## Task to carry out
Reproduce each entry below in full, exactly as it was given.

## Material for this task
☆ ☆ ☆ ☆

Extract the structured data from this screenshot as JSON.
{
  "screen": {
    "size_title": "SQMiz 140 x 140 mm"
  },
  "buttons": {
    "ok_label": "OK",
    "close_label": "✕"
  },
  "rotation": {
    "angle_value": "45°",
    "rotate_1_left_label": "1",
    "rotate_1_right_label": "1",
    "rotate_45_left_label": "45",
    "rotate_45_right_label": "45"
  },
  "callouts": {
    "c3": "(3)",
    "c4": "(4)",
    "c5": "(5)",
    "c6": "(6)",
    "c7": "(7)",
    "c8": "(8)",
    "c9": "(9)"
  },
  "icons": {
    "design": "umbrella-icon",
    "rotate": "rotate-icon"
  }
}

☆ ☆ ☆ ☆

## Task solution
Extract the structured data from this screenshot as JSON.
{
  "screen": {
    "size_title": "SQMiz 140 x 140 mm"
  },
  "buttons": {
    "ok_label": "OK",
    "close_label": "✕"
  },
  "rotation": {
    "angle_value": "45°",
    "rotate_1_left_label": "1",
    "rotate_1_right_label": "1",
    "rotate_45_left_label": "45",
    "rotate_45_right_label": "45"
  },
  "callouts": {
    "c3": "(3)",
    "c4": "(4)",
    "c5": "(5)",
    "c6": "(6)",
    "c7": "(7)",
    "c8": "(8)",
    "c9": "(9)"
  },
  "icons": {
    "design": "umbrella-icon",
    "rotate": "rotate-icon"
  }
}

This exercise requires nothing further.